What you should do = The response should contain only those lines of the entries below that include the string "globe".

Interface dataset entries:
□ □ □ □
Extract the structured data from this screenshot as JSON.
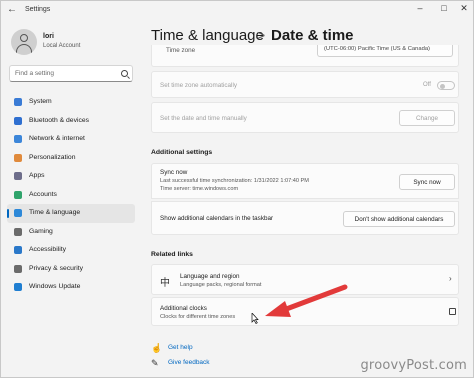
{
  "window": {
    "title": "Settings"
  },
  "user": {
    "name": "lori",
    "account_type": "Local Account"
  },
  "search": {
    "placeholder": "Find a setting"
  },
  "nav": [
    {
      "label": "System",
      "icon": "system-icon",
      "color": "#3a7bd5"
    },
    {
      "label": "Bluetooth & devices",
      "icon": "bluetooth-icon",
      "color": "#2f6fd0"
    },
    {
      "label": "Network & internet",
      "icon": "network-icon",
      "color": "#3c86d9"
    },
    {
      "label": "Personalization",
      "icon": "brush-icon",
      "color": "#e08a3c"
    },
    {
      "label": "Apps",
      "icon": "apps-icon",
      "color": "#6d6d8a"
    },
    {
      "label": "Accounts",
      "icon": "accounts-icon",
      "color": "#2fa36b"
    },
    {
      "label": "Time & language",
      "icon": "clock-globe-icon",
      "color": "#2d88d8",
      "active": true
    },
    {
      "label": "Gaming",
      "icon": "gaming-icon",
      "color": "#6b6b6b"
    },
    {
      "label": "Accessibility",
      "icon": "accessibility-icon",
      "color": "#2a78c9"
    },
    {
      "label": "Privacy & security",
      "icon": "shield-icon",
      "color": "#6b6b6b"
    },
    {
      "label": "Windows Update",
      "icon": "update-icon",
      "color": "#1f7ed1"
    }
  ],
  "header": {
    "title": "Time & language",
    "separator": ">",
    "subtitle": "Date & time"
  },
  "timezone_card": {
    "label": "Time zone",
    "value": "(UTC-06:00) Pacific Time (US & Canada)"
  },
  "auto_timezone": {
    "label": "Set time zone automatically",
    "state": "Off"
  },
  "manual_date": {
    "label": "Set the date and time manually",
    "button": "Change"
  },
  "additional_settings": {
    "title": "Additional settings",
    "sync": {
      "label": "Sync now",
      "last_sync": "Last successful time synchronization: 1/31/2022 1:07:40 PM",
      "server": "Time server: time.windows.com",
      "button": "Sync now"
    },
    "calendars": {
      "label": "Show additional calendars in the taskbar",
      "selected": "Don't show additional calendars"
    }
  },
  "related_links": {
    "title": "Related links",
    "language_region": {
      "label": "Language and region",
      "sub": "Language packs, regional format"
    },
    "additional_clocks": {
      "label": "Additional clocks",
      "sub": "Clocks for different time zones"
    }
  },
  "footer": {
    "help": "Get help",
    "feedback": "Give feedback"
  },
  "watermark": "groovyPost.com",
  "colors": {
    "accent": "#0067c0",
    "arrow": "#e23a3a"
  }
}
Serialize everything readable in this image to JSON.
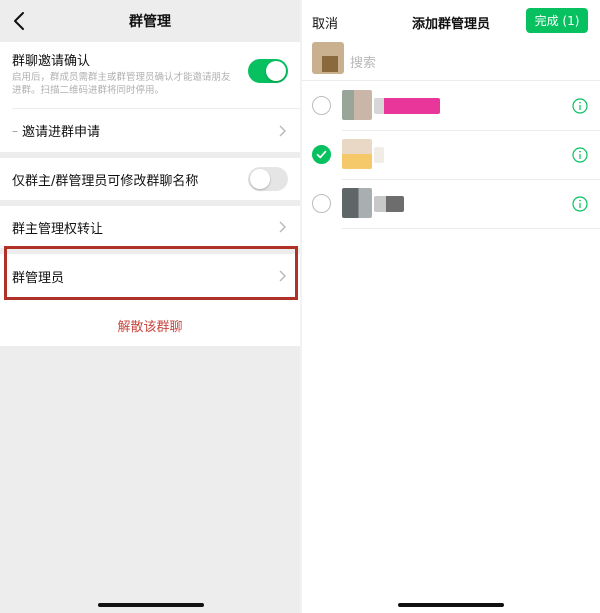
{
  "left": {
    "nav_title": "群管理",
    "invite_confirm": {
      "label": "群聊邀请确认",
      "description": "启用后，群成员需群主或群管理员确认才能邀请朋友进群。扫描二维码进群将同时停用。",
      "enabled": true
    },
    "invite_requests": {
      "label": "邀请进群申请"
    },
    "owner_admin_only_rename": {
      "label": "仅群主/群管理员可修改群聊名称",
      "enabled": false
    },
    "transfer_owner": {
      "label": "群主管理权转让"
    },
    "group_admins": {
      "label": "群管理员"
    },
    "dissolve": {
      "label": "解散该群聊"
    },
    "colors": {
      "accent": "#07c160",
      "danger": "#c8473f",
      "highlight": "#b03127"
    }
  },
  "right": {
    "cancel": "取消",
    "title": "添加群管理员",
    "done": "完成 (1)",
    "search_placeholder": "搜索",
    "contacts": [
      {
        "checked": false,
        "info_icon": "info-icon"
      },
      {
        "checked": true,
        "info_icon": "info-icon"
      },
      {
        "checked": false,
        "info_icon": "info-icon"
      }
    ]
  }
}
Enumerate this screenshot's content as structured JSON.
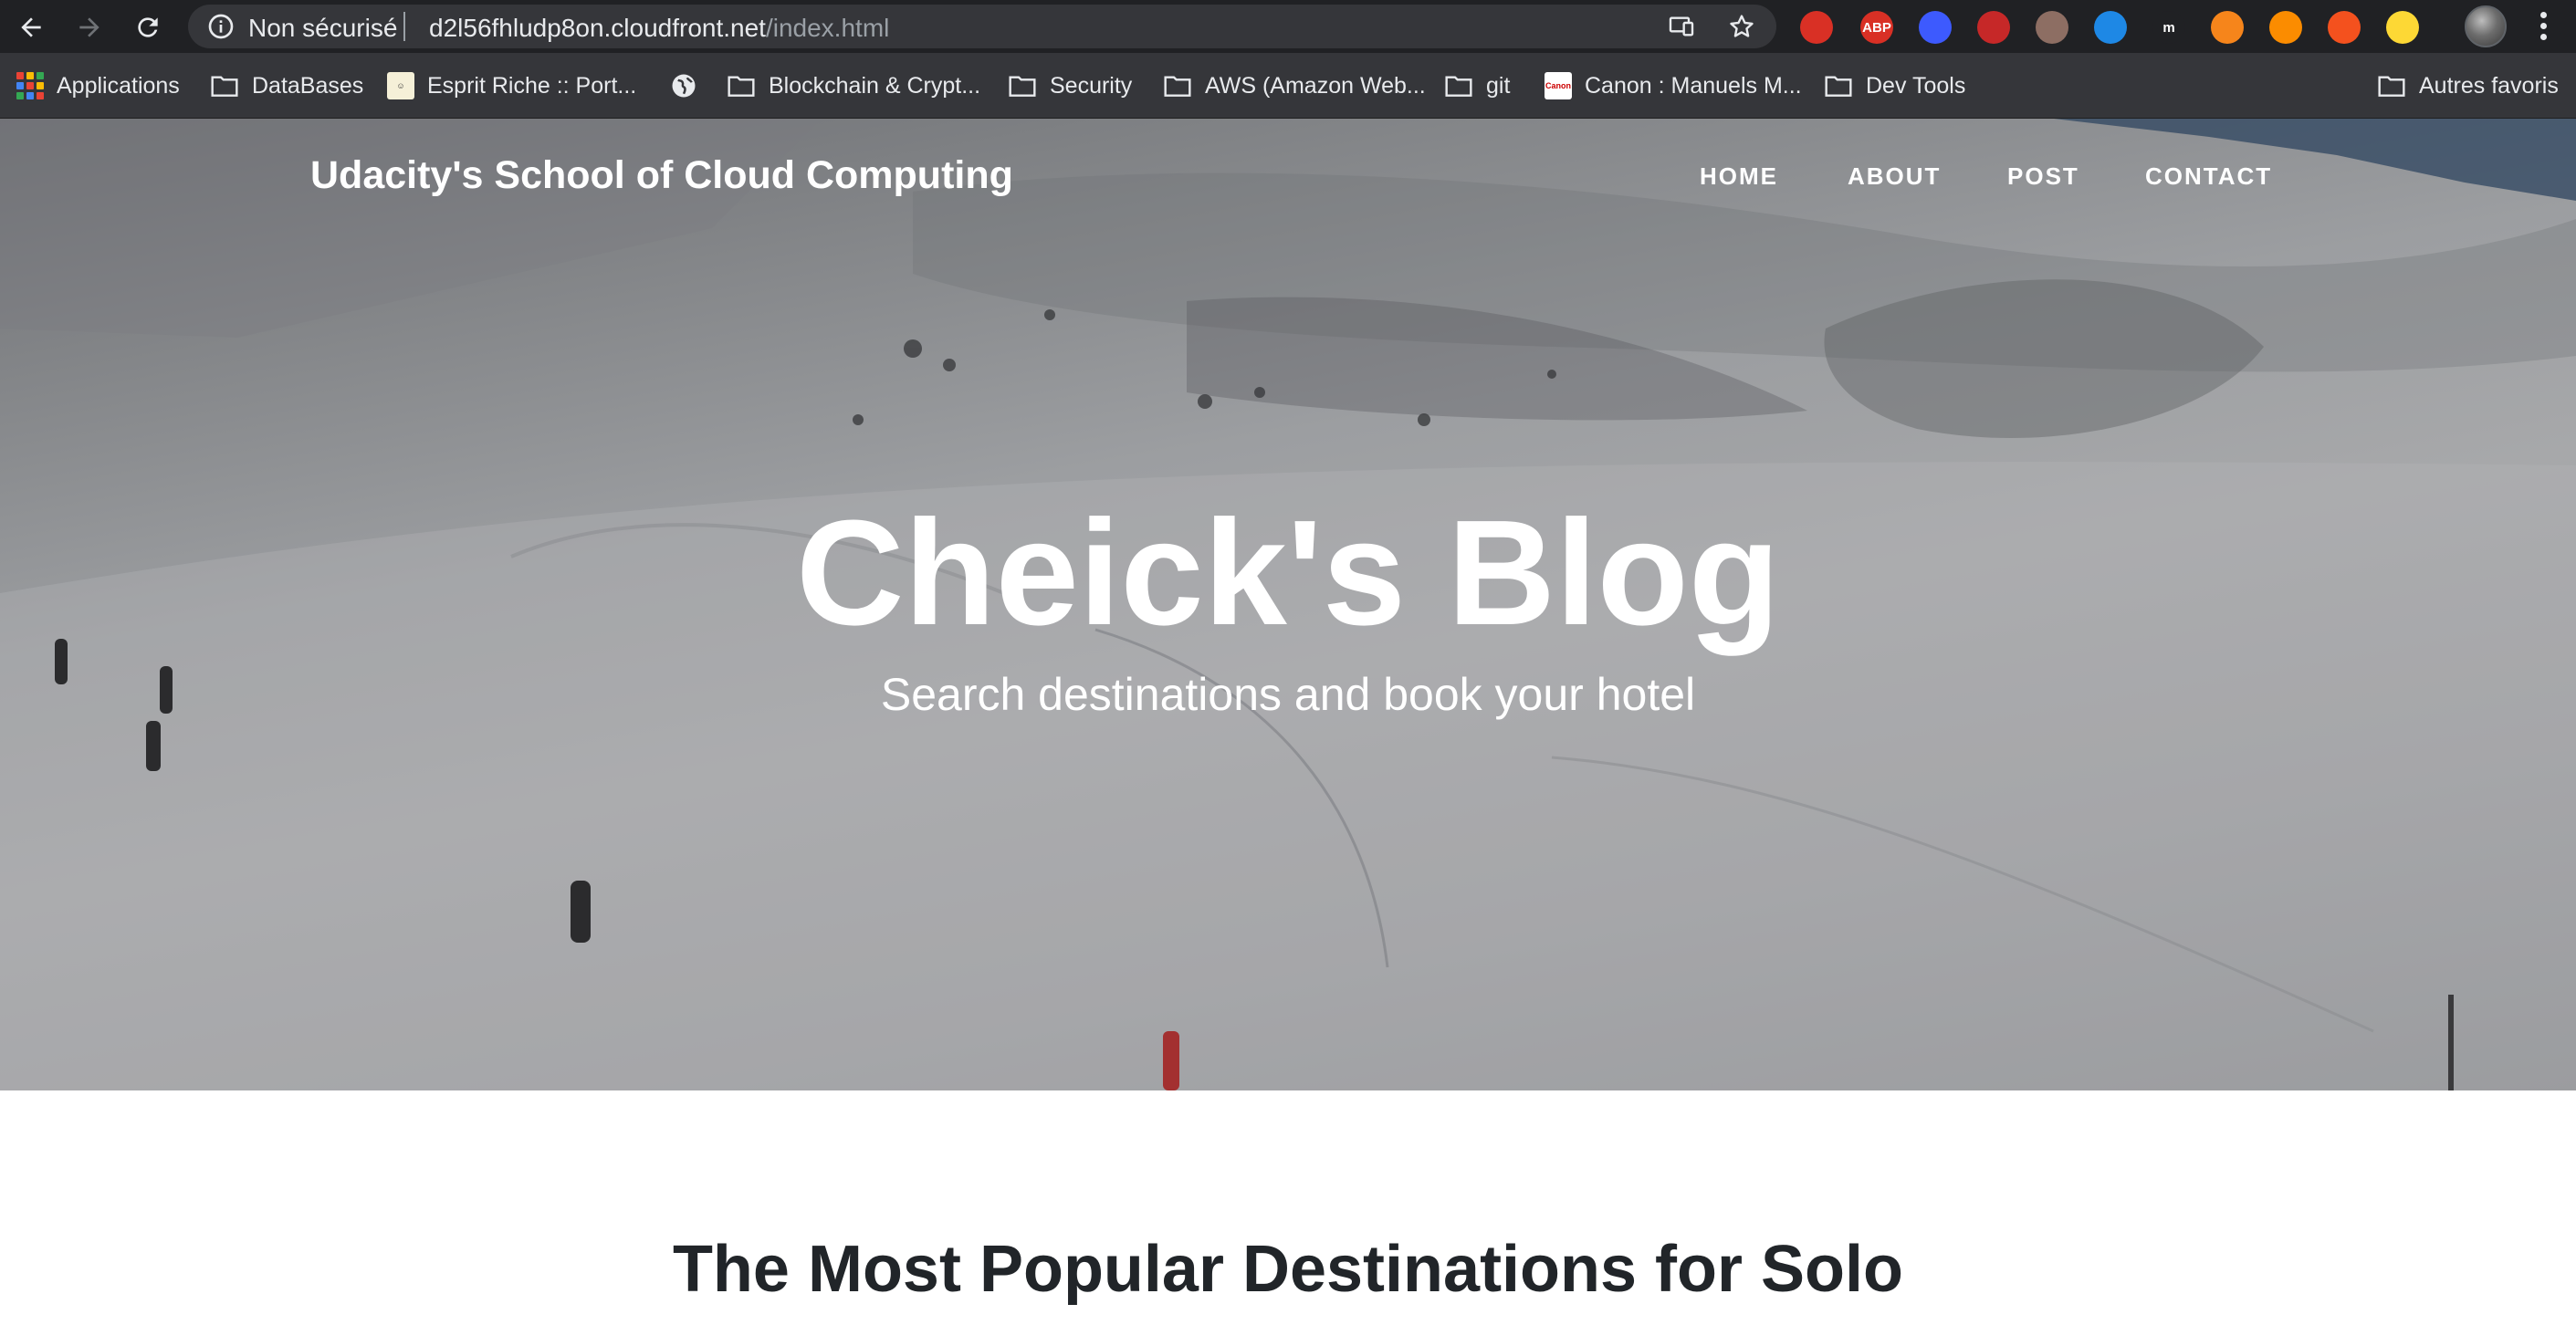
{
  "browser": {
    "security_status": "Non sécurisé",
    "url_host": "d2l56fhludp8on.cloudfront.net",
    "url_path": "/index.html",
    "extensions": [
      {
        "icon": "stop-hand-icon",
        "label": "",
        "color": "#d93025"
      },
      {
        "icon": "adblock-plus-icon",
        "label": "ABP",
        "color": "#d93025"
      },
      {
        "icon": "privacy-badger-icon",
        "label": "",
        "color": "#3d5afe"
      },
      {
        "icon": "santa-extension-icon",
        "label": "",
        "color": "#c62828"
      },
      {
        "icon": "monkey-extension-icon",
        "label": "",
        "color": "#8d6e63"
      },
      {
        "icon": "chart-extension-icon",
        "label": "",
        "color": "#1e88e5"
      },
      {
        "icon": "m-extension-icon",
        "label": "m",
        "color": "#202124"
      },
      {
        "icon": "metamask-fox-icon",
        "label": "",
        "color": "#f6851b"
      },
      {
        "icon": "play-extension-icon",
        "label": "",
        "color": "#fb8c00"
      },
      {
        "icon": "diamond-extension-icon",
        "label": "",
        "color": "#f4511e"
      },
      {
        "icon": "ghost-extension-icon",
        "label": "",
        "color": "#fdd835"
      }
    ]
  },
  "bookmarks": {
    "apps": "Applications",
    "items": [
      "DataBases",
      "Esprit Riche :: Port...",
      "Blockchain & Crypt...",
      "Security",
      "AWS (Amazon Web...",
      "git",
      "Canon : Manuels M...",
      "Dev Tools"
    ],
    "other": "Autres favoris"
  },
  "site": {
    "brand": "Udacity's School of Cloud Computing",
    "nav": [
      "HOME",
      "ABOUT",
      "POST",
      "CONTACT"
    ],
    "hero_title": "Cheick's Blog",
    "hero_subtitle": "Search destinations and book your hotel",
    "section_heading": "The Most Popular Destinations for Solo"
  },
  "colors": {
    "chrome_toolbar": "#202124",
    "bookmarks_bar": "#35363a",
    "heading_text": "#212529"
  }
}
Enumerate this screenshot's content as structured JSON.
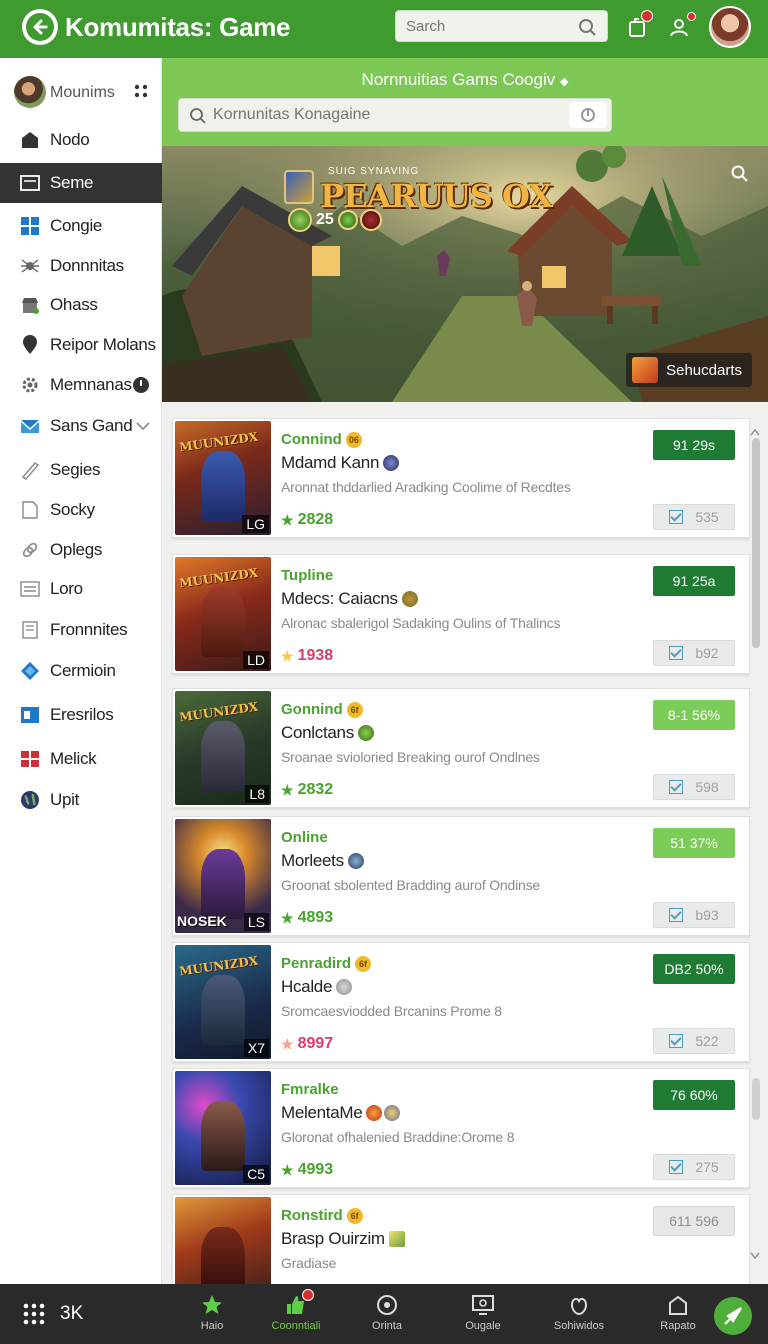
{
  "header": {
    "title": "Komumitas: Game",
    "search_placeholder": "Sarch"
  },
  "sidebar": {
    "user": "Mounims",
    "items": [
      {
        "label": "Nodo",
        "icon": "home-icon"
      },
      {
        "label": "Seme",
        "icon": "screen-icon",
        "active": true
      },
      {
        "label": "Congie",
        "icon": "grid-icon"
      },
      {
        "label": "Donnnitas",
        "icon": "spider-icon"
      },
      {
        "label": "Ohass",
        "icon": "store-icon"
      },
      {
        "label": "Reipor Molans",
        "icon": "pin-icon"
      },
      {
        "label": "Memnanas",
        "icon": "gear-icon"
      },
      {
        "label": "Sans Gand",
        "icon": "mail-icon"
      },
      {
        "label": "Segies",
        "icon": "pen-icon"
      },
      {
        "label": "Socky",
        "icon": "document-icon"
      },
      {
        "label": "Oplegs",
        "icon": "link-icon"
      },
      {
        "label": "Loro",
        "icon": "list-icon"
      },
      {
        "label": "Fronnnites",
        "icon": "page-icon"
      },
      {
        "label": "Cermioin",
        "icon": "diamond-icon"
      },
      {
        "label": "Eresrilos",
        "icon": "window-icon"
      },
      {
        "label": "Melick",
        "icon": "flag-icon"
      },
      {
        "label": "Upit",
        "icon": "globe-icon"
      }
    ]
  },
  "band": {
    "title": "Nornnuitias Gams Coogiv",
    "search_placeholder": "Kornunitas Konagaine"
  },
  "banner": {
    "subtitle": "SUIG SYNAVING",
    "title": "PEARUUS OX",
    "count": "25",
    "button": "Sehucdarts"
  },
  "cards": [
    {
      "title": "Connind",
      "coin": "06",
      "name": "Mdamd Kann",
      "desc": "Aronnat thddarlied Aradking Coolime of Recdtes",
      "score": "2828",
      "badge": "91 29s",
      "badge_color": "#1f7a34",
      "check": "535",
      "thumb": "MUUNIZDX",
      "corner": "LG",
      "score_color": "#4aa22f",
      "star_color": "#4aa22f"
    },
    {
      "title": "Tupline",
      "coin": "",
      "name": "Mdecs: Caiacns",
      "desc": "Alronac sbalerigol Sadaking Oulins of Thalincs",
      "score": "1938",
      "badge": "91 25a",
      "badge_color": "#1f7a34",
      "check": "b92",
      "thumb": "MUUNIZDX",
      "corner": "LD",
      "score_color": "#e23a6a",
      "star_color": "#f3c84b"
    },
    {
      "title": "Gonnind",
      "coin": "6f",
      "name": "Conlctans",
      "desc": "Sroanae svioloried Breaking ourof Ondlnes",
      "score": "2832",
      "badge": "8-1 56%",
      "badge_color": "#7ccc5a",
      "check": "598",
      "thumb": "MUUNIZDX",
      "corner": "L8",
      "score_color": "#4aa22f",
      "star_color": "#4aa22f"
    },
    {
      "title": "Online",
      "coin": "",
      "name": "Morleets",
      "desc": "Groonat sbolented Bradding aurof Ondinse",
      "score": "4893",
      "badge": "51 37%",
      "badge_color": "#7ccc5a",
      "check": "b93",
      "thumb": "NOSEK",
      "corner": "LS",
      "score_color": "#4aa22f",
      "star_color": "#4aa22f"
    },
    {
      "title": "Penradird",
      "coin": "6f",
      "name": "Hcalde",
      "desc": "Sromcaesviodded Brcanins Prome 8",
      "score": "8997",
      "badge": "DB2 50%",
      "badge_color": "#1f7a34",
      "check": "522",
      "thumb": "MUUNIZDX",
      "corner": "X7",
      "score_color": "#e23a6a",
      "star_color": "#f1a487"
    },
    {
      "title": "Fmralke",
      "coin": "",
      "name": "MelentaMe",
      "desc": "Gloronat ofhalenied Braddine:Orome 8",
      "score": "4993",
      "badge": "76 60%",
      "badge_color": "#1f7a34",
      "check": "275",
      "thumb": "",
      "corner": "C5",
      "score_color": "#4aa22f",
      "star_color": "#4aa22f"
    },
    {
      "title": "Ronstird",
      "coin": "6f",
      "name": "Brasp Ouirzim",
      "desc": "Gradiase",
      "score": "",
      "badge": "611 596",
      "badge_color": "#e6e8e5",
      "check": "",
      "thumb": "",
      "corner": "",
      "score_color": "#4aa22f",
      "star_color": "#4aa22f"
    }
  ],
  "bottom": {
    "left_label": "3K",
    "nav": [
      {
        "label": "Haio",
        "icon": "star-icon"
      },
      {
        "label": "Coonntiali",
        "icon": "thumb-icon",
        "active": true
      },
      {
        "label": "Orinta",
        "icon": "target-icon"
      },
      {
        "label": "Ougale",
        "icon": "monitor-icon"
      },
      {
        "label": "Sohiwidos",
        "icon": "hand-icon"
      },
      {
        "label": "Rapato",
        "icon": "house-icon"
      }
    ]
  }
}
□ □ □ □
Solution to the exercise =
      "icon": "clock-globe-icon",
        "icon": "globe-icon"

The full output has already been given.